Teenager works his way up from tea boy to a millionaire businessman


A college student made a thousands of pounds trading from his bedroom while working part-time shifts at McDonald’s.

Robert Mfune was just 16 when he learned the basics of binary trading by running errands at a finance firm after classes.

He started trading from his home in Southampton aged 17 and had made enough money to buy a £130,000 Bentley by the time he passed his A-Levels.

Mr Mfune has now bought his mother a £130,000 house and a car – and is a millionaire before turning 20.

The businessman said:  ‘Going to college, working at McDonald’s and as a tea boy and trading from home was the toughest time of my life.

Mother Susan said she was 'very proud' of her son, pictured together
Mother Susan said she was ‘very proud’ of her son, pictured together

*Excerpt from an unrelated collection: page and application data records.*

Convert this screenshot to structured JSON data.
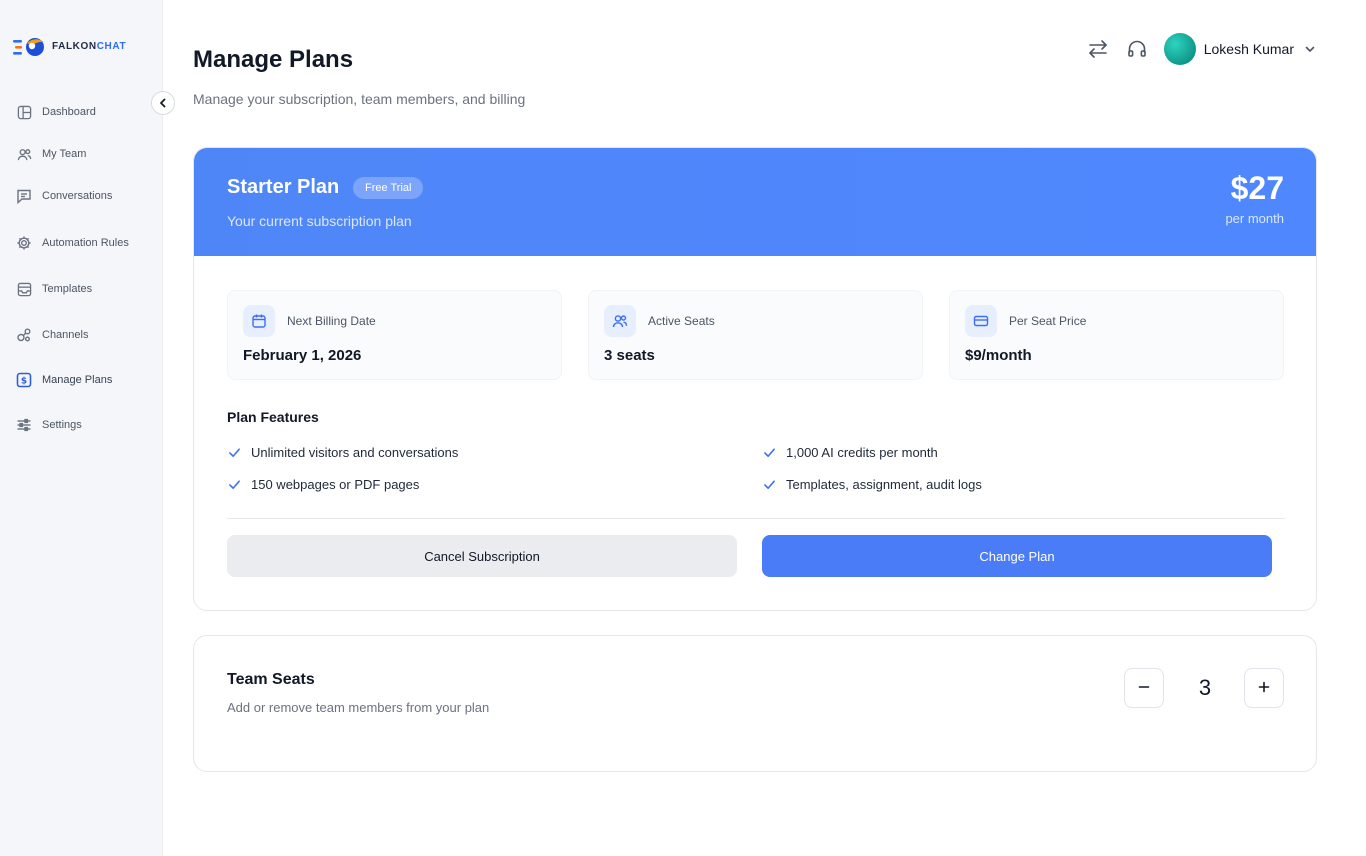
{
  "brand": {
    "name_part1": "FALKON",
    "name_part2": "CHAT",
    "accent_color": "#2f6df6"
  },
  "sidebar": {
    "items": [
      {
        "label": "Dashboard",
        "icon": "dashboard-icon"
      },
      {
        "label": "My Team",
        "icon": "team-icon"
      },
      {
        "label": "Conversations",
        "icon": "chat-icon"
      },
      {
        "label": "Automation Rules",
        "icon": "gear-icon"
      },
      {
        "label": "Templates",
        "icon": "inbox-icon"
      },
      {
        "label": "Channels",
        "icon": "channels-icon"
      },
      {
        "label": "Manage Plans",
        "icon": "billing-icon",
        "active": true
      },
      {
        "label": "Settings",
        "icon": "sliders-icon"
      }
    ]
  },
  "header": {
    "title": "Manage Plans",
    "subtitle": "Manage your subscription, team members, and billing"
  },
  "user": {
    "name": "Lokesh Kumar"
  },
  "plan": {
    "name": "Starter Plan",
    "badge": "Free Trial",
    "description": "Your current subscription plan",
    "price": "$27",
    "period": "per month",
    "header_color": "#4f86f7"
  },
  "stats": [
    {
      "label": "Next Billing Date",
      "value": "February 1, 2026",
      "icon": "calendar-icon"
    },
    {
      "label": "Active Seats",
      "value": "3 seats",
      "icon": "users-icon"
    },
    {
      "label": "Per Seat Price",
      "value": "$9/month",
      "icon": "credit-card-icon"
    }
  ],
  "features": {
    "title": "Plan Features",
    "items": [
      "Unlimited visitors and conversations",
      "1,000 AI credits per month",
      "150 webpages or PDF pages",
      "Templates, assignment, audit logs"
    ]
  },
  "actions": {
    "cancel_label": "Cancel Subscription",
    "change_label": "Change Plan",
    "primary_color": "#4a7cf7"
  },
  "seats": {
    "title": "Team Seats",
    "description": "Add or remove team members from your plan",
    "count": "3"
  }
}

‘It’s just like going to uni with the fees you pay and loans you take out, if you’re going to make it big you’ve got to suffer for a few years.’

The success started with an after-college job at a finance firm, where Mr Mfune learned the ins and outs of the industry.

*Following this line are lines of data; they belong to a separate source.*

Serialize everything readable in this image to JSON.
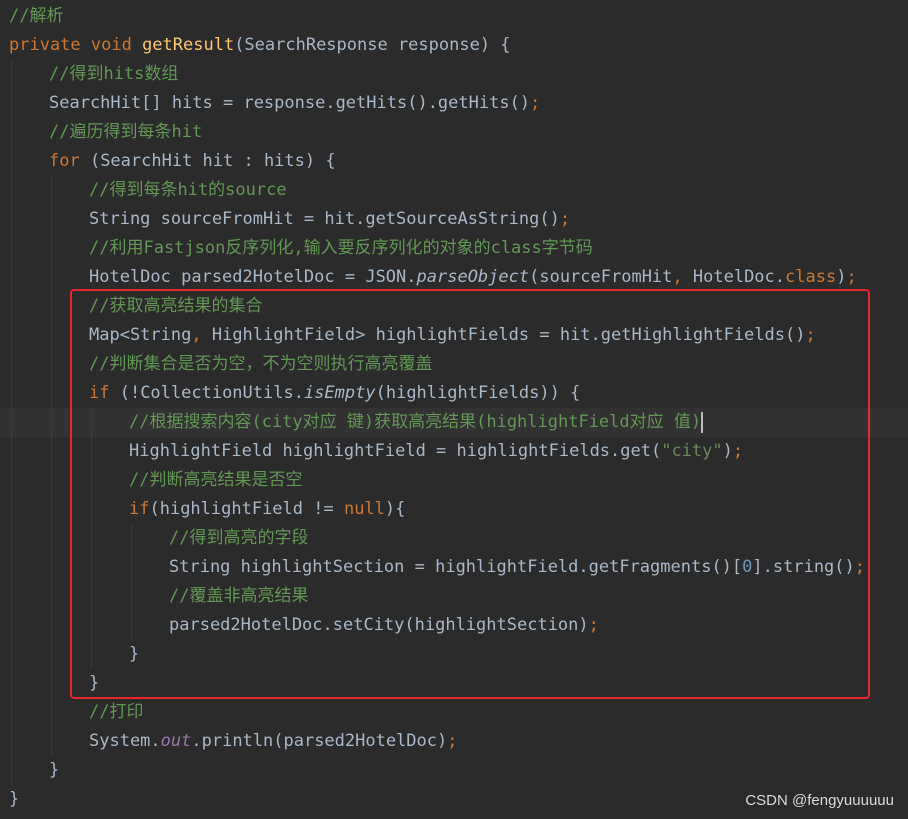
{
  "editor": {
    "lines": [
      {
        "indent": 0,
        "current": false,
        "tokens": [
          {
            "t": "//解析",
            "c": "cm"
          }
        ]
      },
      {
        "indent": 0,
        "current": false,
        "tokens": [
          {
            "t": "private void ",
            "c": "kw"
          },
          {
            "t": "getResult",
            "c": "fn"
          },
          {
            "t": "(SearchResponse response) {",
            "c": ""
          }
        ]
      },
      {
        "indent": 1,
        "current": false,
        "tokens": [
          {
            "t": "//得到hits数组",
            "c": "cm"
          }
        ]
      },
      {
        "indent": 1,
        "current": false,
        "tokens": [
          {
            "t": "SearchHit[] hits = response.getHits().getHits()",
            "c": ""
          },
          {
            "t": ";",
            "c": "kw"
          }
        ]
      },
      {
        "indent": 1,
        "current": false,
        "tokens": [
          {
            "t": "//遍历得到每条hit",
            "c": "cm"
          }
        ]
      },
      {
        "indent": 1,
        "current": false,
        "tokens": [
          {
            "t": "for ",
            "c": "kw"
          },
          {
            "t": "(SearchHit hit : hits) {",
            "c": ""
          }
        ]
      },
      {
        "indent": 2,
        "current": false,
        "tokens": [
          {
            "t": "//得到每条hit的source",
            "c": "cm"
          }
        ]
      },
      {
        "indent": 2,
        "current": false,
        "tokens": [
          {
            "t": "String sourceFromHit = hit.getSourceAsString()",
            "c": ""
          },
          {
            "t": ";",
            "c": "kw"
          }
        ]
      },
      {
        "indent": 2,
        "current": false,
        "tokens": [
          {
            "t": "//利用Fastjson反序列化,输入要反序列化的对象的class字节码",
            "c": "cm"
          }
        ]
      },
      {
        "indent": 2,
        "current": false,
        "tokens": [
          {
            "t": "HotelDoc parsed2HotelDoc = JSON.",
            "c": ""
          },
          {
            "t": "parseObject",
            "c": "it"
          },
          {
            "t": "(sourceFromHit",
            "c": ""
          },
          {
            "t": ", ",
            "c": "kw"
          },
          {
            "t": "HotelDoc.",
            "c": ""
          },
          {
            "t": "class",
            "c": "kw"
          },
          {
            "t": ")",
            "c": ""
          },
          {
            "t": ";",
            "c": "kw"
          }
        ]
      },
      {
        "indent": 2,
        "current": false,
        "tokens": [
          {
            "t": "//获取高亮结果的集合",
            "c": "cm"
          }
        ]
      },
      {
        "indent": 2,
        "current": false,
        "tokens": [
          {
            "t": "Map<String",
            "c": ""
          },
          {
            "t": ", ",
            "c": "kw"
          },
          {
            "t": "HighlightField> highlightFields = hit.getHighlightFields()",
            "c": ""
          },
          {
            "t": ";",
            "c": "kw"
          }
        ]
      },
      {
        "indent": 2,
        "current": false,
        "tokens": [
          {
            "t": "//判断集合是否为空，不为空则执行高亮覆盖",
            "c": "cm"
          }
        ]
      },
      {
        "indent": 2,
        "current": false,
        "tokens": [
          {
            "t": "if ",
            "c": "kw"
          },
          {
            "t": "(!CollectionUtils.",
            "c": ""
          },
          {
            "t": "isEmpty",
            "c": "it"
          },
          {
            "t": "(highlightFields)) {",
            "c": ""
          }
        ]
      },
      {
        "indent": 3,
        "current": true,
        "caret": true,
        "tokens": [
          {
            "t": "//根据搜索内容(city对应 键)获取高亮结果(highlightField对应 值)",
            "c": "cm"
          }
        ]
      },
      {
        "indent": 3,
        "current": false,
        "tokens": [
          {
            "t": "HighlightField highlightField = highlightFields.get(",
            "c": ""
          },
          {
            "t": "\"city\"",
            "c": "st"
          },
          {
            "t": ")",
            "c": ""
          },
          {
            "t": ";",
            "c": "kw"
          }
        ]
      },
      {
        "indent": 3,
        "current": false,
        "tokens": [
          {
            "t": "//判断高亮结果是否空",
            "c": "cm"
          }
        ]
      },
      {
        "indent": 3,
        "current": false,
        "tokens": [
          {
            "t": "if",
            "c": "kw"
          },
          {
            "t": "(highlightField != ",
            "c": ""
          },
          {
            "t": "null",
            "c": "kw"
          },
          {
            "t": "){",
            "c": ""
          }
        ]
      },
      {
        "indent": 4,
        "current": false,
        "tokens": [
          {
            "t": "//得到高亮的字段",
            "c": "cm"
          }
        ]
      },
      {
        "indent": 4,
        "current": false,
        "tokens": [
          {
            "t": "String highlightSection = highlightField.getFragments()[",
            "c": ""
          },
          {
            "t": "0",
            "c": "nu"
          },
          {
            "t": "].string()",
            "c": ""
          },
          {
            "t": ";",
            "c": "kw"
          }
        ]
      },
      {
        "indent": 4,
        "current": false,
        "tokens": [
          {
            "t": "//覆盖非高亮结果",
            "c": "cm"
          }
        ]
      },
      {
        "indent": 4,
        "current": false,
        "tokens": [
          {
            "t": "parsed2HotelDoc.setCity(highlightSection)",
            "c": ""
          },
          {
            "t": ";",
            "c": "kw"
          }
        ]
      },
      {
        "indent": 3,
        "current": false,
        "tokens": [
          {
            "t": "}",
            "c": ""
          }
        ]
      },
      {
        "indent": 2,
        "current": false,
        "tokens": [
          {
            "t": "}",
            "c": ""
          }
        ]
      },
      {
        "indent": 2,
        "current": false,
        "tokens": [
          {
            "t": "//打印",
            "c": "cm"
          }
        ]
      },
      {
        "indent": 2,
        "current": false,
        "tokens": [
          {
            "t": "System.",
            "c": ""
          },
          {
            "t": "out",
            "c": "fd"
          },
          {
            "t": ".println(parsed2HotelDoc)",
            "c": ""
          },
          {
            "t": ";",
            "c": "kw"
          }
        ]
      },
      {
        "indent": 1,
        "current": false,
        "tokens": [
          {
            "t": "}",
            "c": ""
          }
        ]
      },
      {
        "indent": 0,
        "current": false,
        "tokens": [
          {
            "t": "}",
            "c": ""
          }
        ]
      }
    ]
  },
  "annotation": {
    "box_color": "#e8262b"
  },
  "watermark": "CSDN @fengyuuuuuu",
  "colors": {
    "background": "#2b2b2b",
    "default_text": "#a9b7c6",
    "keyword": "#cc7832",
    "method_declaration": "#ffc66d",
    "comment": "#629755",
    "string": "#6a8759",
    "number": "#6897bb",
    "static_field": "#9876aa",
    "current_line": "#323232"
  }
}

He said: ‘When I was a tea boy I got to learn a few things as I was always with well informed people, from the things I learnt I went home and did my own research.’

At 17 he started trading from home, setting up an account under his mother’s name to work around regulatory age restrictions – all while working at McDonald’s and studying for his A-Levels, which he passed with AAB grades.

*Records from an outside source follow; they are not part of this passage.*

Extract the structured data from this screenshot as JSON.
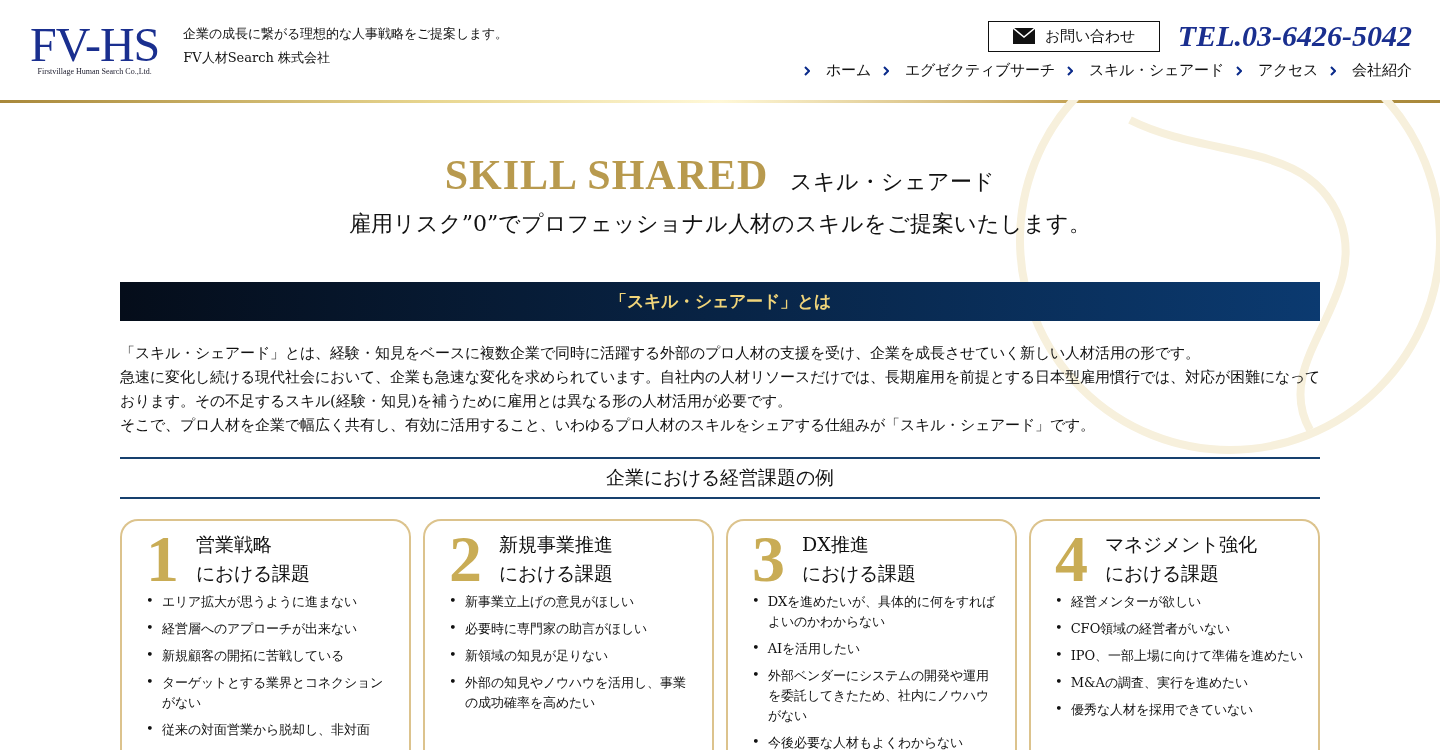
{
  "header": {
    "logo": "FV-HS",
    "logo_subtitle": "Firstvillage Human Search Co.,Ltd.",
    "tagline": "企業の成長に繋がる理想的な人事戦略をご提案します。",
    "company": "FV人材Search 株式会社",
    "contact_button": "お問い合わせ",
    "phone": "TEL.03-6426-5042",
    "nav": [
      "ホーム",
      "エグゼクティブサーチ",
      "スキル・シェアード",
      "アクセス",
      "会社紹介"
    ]
  },
  "hero": {
    "title_en": "SKILL SHARED",
    "title_ja": "スキル・シェアード",
    "subtitle": "雇用リスク”0”でプロフェッショナル人材のスキルをご提案いたします。"
  },
  "section_heading": "「スキル・シェアード」とは",
  "description": [
    "「スキル・シェアード」とは、経験・知見をベースに複数企業で同時に活躍する外部のプロ人材の支援を受け、企業を成長させていく新しい人材活用の形です。",
    "急速に変化し続ける現代社会において、企業も急速な変化を求められています。自社内の人材リソースだけでは、長期雇用を前提とする日本型雇用慣行では、対応が困難になっております。その不足するスキル(経験・知見)を補うために雇用とは異なる形の人材活用が必要です。",
    "そこで、プロ人材を企業で幅広く共有し、有効に活用すること、いわゆるプロ人材のスキルをシェアする仕組みが「スキル・シェアード」です。"
  ],
  "examples_heading": "企業における経営課題の例",
  "bullet": "•",
  "cards": [
    {
      "number": "1",
      "title": [
        "営業戦略",
        "における課題"
      ],
      "items": [
        "エリア拡大が思うように進まない",
        "経営層へのアプローチが出来ない",
        "新規顧客の開拓に苦戦している",
        "ターゲットとする業界とコネクションがない",
        "従来の対面営業から脱却し、非対面"
      ]
    },
    {
      "number": "2",
      "title": [
        "新規事業推進",
        "における課題"
      ],
      "items": [
        "新事業立上げの意見がほしい",
        "必要時に専門家の助言がほしい",
        "新領域の知見が足りない",
        "外部の知見やノウハウを活用し、事業の成功確率を高めたい"
      ]
    },
    {
      "number": "3",
      "title": [
        "DX推進",
        "における課題"
      ],
      "items": [
        "DXを進めたいが、具体的に何をすればよいのかわからない",
        "AIを活用したい",
        "外部ベンダーにシステムの開発や運用を委託してきたため、社内にノウハウがない",
        "今後必要な人材もよくわからない"
      ]
    },
    {
      "number": "4",
      "title": [
        "マネジメント強化",
        "における課題"
      ],
      "items": [
        "経営メンターが欲しい",
        "CFO領域の経営者がいない",
        "IPO、一部上場に向けて準備を進めたい",
        "M&Aの調査、実行を進めたい",
        "優秀な人材を採用できていない"
      ]
    }
  ]
}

A mentor helped the entrepreneur set up his own account when he turned 18, which he now uses to continue to grow his fortune.

He said: ‘I’ve bought my mum a car because I didn’t want people seeing my mum getting a bus when I’m earning a good amount. Then the next step was to get her a nice place so I bought her a house.’

Mr Mfune has also invested his money in coffee shops and houses in England and property in his home country of South Africa.

He also owns a £250,000 fleet of cars, including a Range Rover and his gold-coloured Bentley continental GT, but insists he is not materialistic.

He said: ‘It’s fun, it’s nice to have nice cars but I don’t value them as much as people who see me driving a gold car, it’s just a bonus, I’m more about family, friendship and love.

‘My goal is to make is to make people happy. I’d like to make sure everyone has got what they need and that’s me done.’

credit – dailymail.co.uk